Seventy percent of women have experienced some sort of physical or sexual violence from men, mainly from husbands, intimate partners or relatives, Ban noted.
Therefore "men have a crucial role to play in ending such violence, as fathers, friends, decision makers, and community and opinion leaders", he said.
The Network of Men Leaders is an initiative of UNiTE to End Violence against Women, a campaign the secretary-general launched last year that fights violence against women and girls in all parts of the world. UNiTE brings together a host of U.N. agencies and offices to galvanise action across the U.N. system.
"Violence against women and girls remains the least acknowledged and recognised gender issue by Arab states and their policymakers," Ghida Anani, programme coordinator for the group KAFA, said at the launch.
KAFA, which means "enough", is a Lebanese non-profit organisation seeking to mitigate the causes and results of violence and exploitation of women and children.
"We believe that men are part of the problem, but also part of the solution," Anani said.
Anani has been fighting violence against women and girls for eight years in the Middle East, where many women silently suffer from violence that is often legal.
"Engaging men and boys to commit themselves to ending such violence is crucial and long overdue," said Princess Bajrakitiyabha Mahidol of Thailand, who also attended the conference.
Mahidol is a Goodwill Ambassador for the U.N. Development Fund for Women (UNIFEM) and was involved with UNIFEM's global "Say No To Violence Against Women" campaign in Thailand last year.
"While there may be one-size-fits-all solutions, I strongly believe that prevention can be as effective as the cure, if not better," Mahidol said.
Members of the Secretary-General's Network of Men Leaders include José Luis Rodrígues Zapatero, prime minister of Spain; Archbishop Desmond Tutu, winner of the Nobel Peace Prize; Paulo Coelho, author of the acclaimed novel, "The Alchemist"; and Ricardo Lago, former president of Chile.
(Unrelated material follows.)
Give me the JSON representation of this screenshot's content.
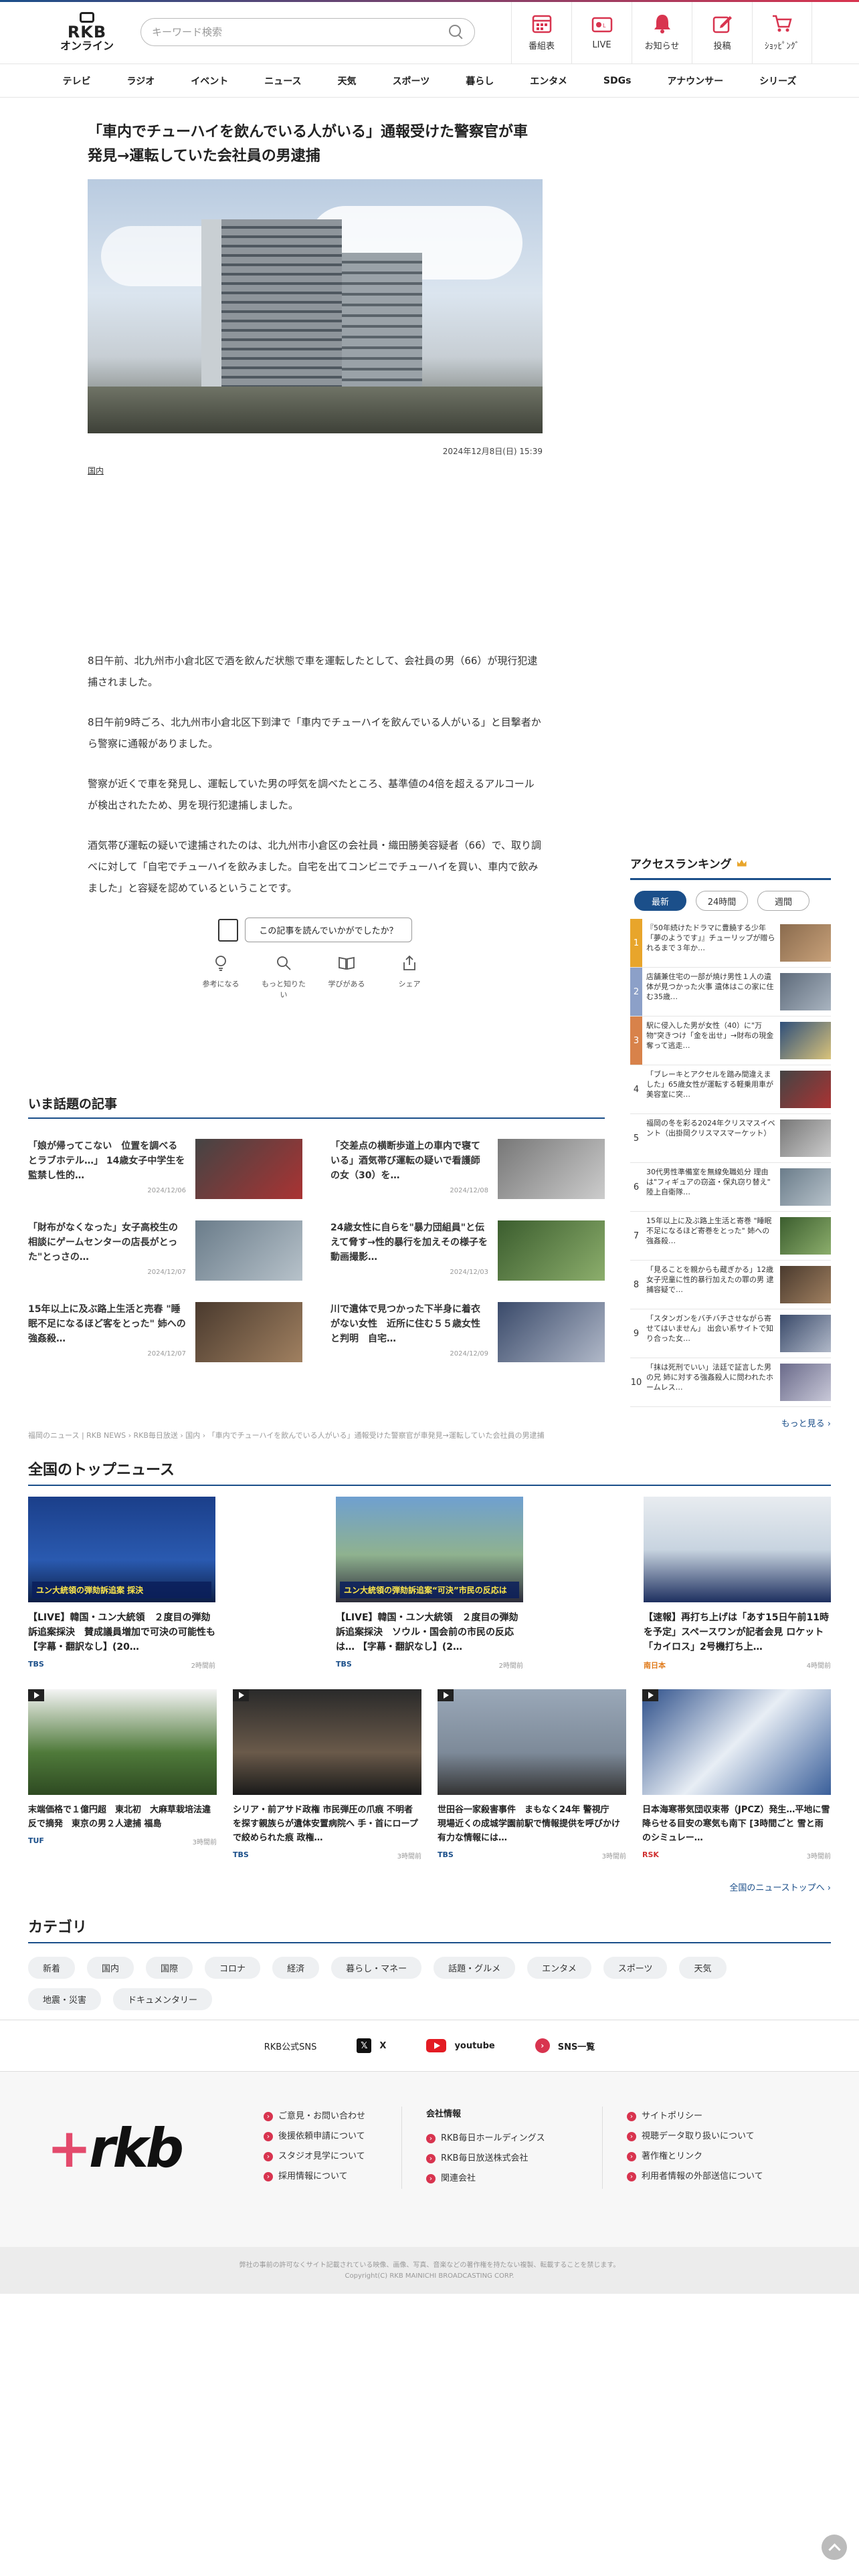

Ban also announced that new grants for projects on the ground are to be awarded this year by the U.N. Trust Fund in Support of Actions to Eliminate Violence against Women, and managed by UNIFEM, amounting to 10.5 million dollars for 13 initiatives in 18 countries and territories.
By 2015, the UNiTE campaign aims to have achieved five goals worldwide: adopt and enforce national laws to address and punish all forms of violence against women and girls; adopt and implement multi-sectoral national action plans; strengthen data collection on the prevalence of violence against women and girls; increase public awareness and social mobilization; and address sexual violence in conflict.
"We must act together. We must build on the efforts of so many women and women's organizations who have worked tirelessly to address this epidemic. We must continue to widen the circle of engagement," Ban said.
Members of the Network will work to raise public awareness, advocate for adequate laws, and meet with young men and boys, the secretary-general said.
"Break the silence. When you witness violence against women and girls, do not sit back. Act. Advocate. Unite to change the practices and attitudes that incite, perpetrate and condone this violence," he stressed.
Women who experience violence suffer a range of health problems and their ability to participate in public life is diminished. Violence against women is not confined to a specific culture, region or country, or to particular groups of women within a society, UNiTE stressed.
Women aged 15-44 are more at risk from rape and domestic violence than from cancer, car accidents, war and malaria, according to World Bank data.
Several global surveys suggest that 50 percent of all women who die from homicide are killed by their current or former husbands or partners.
"Let this be the new environment where men and women leaders work side by side to replace the mindset of masculinity with one of gender sensitivity," Mahidol concluded her speech.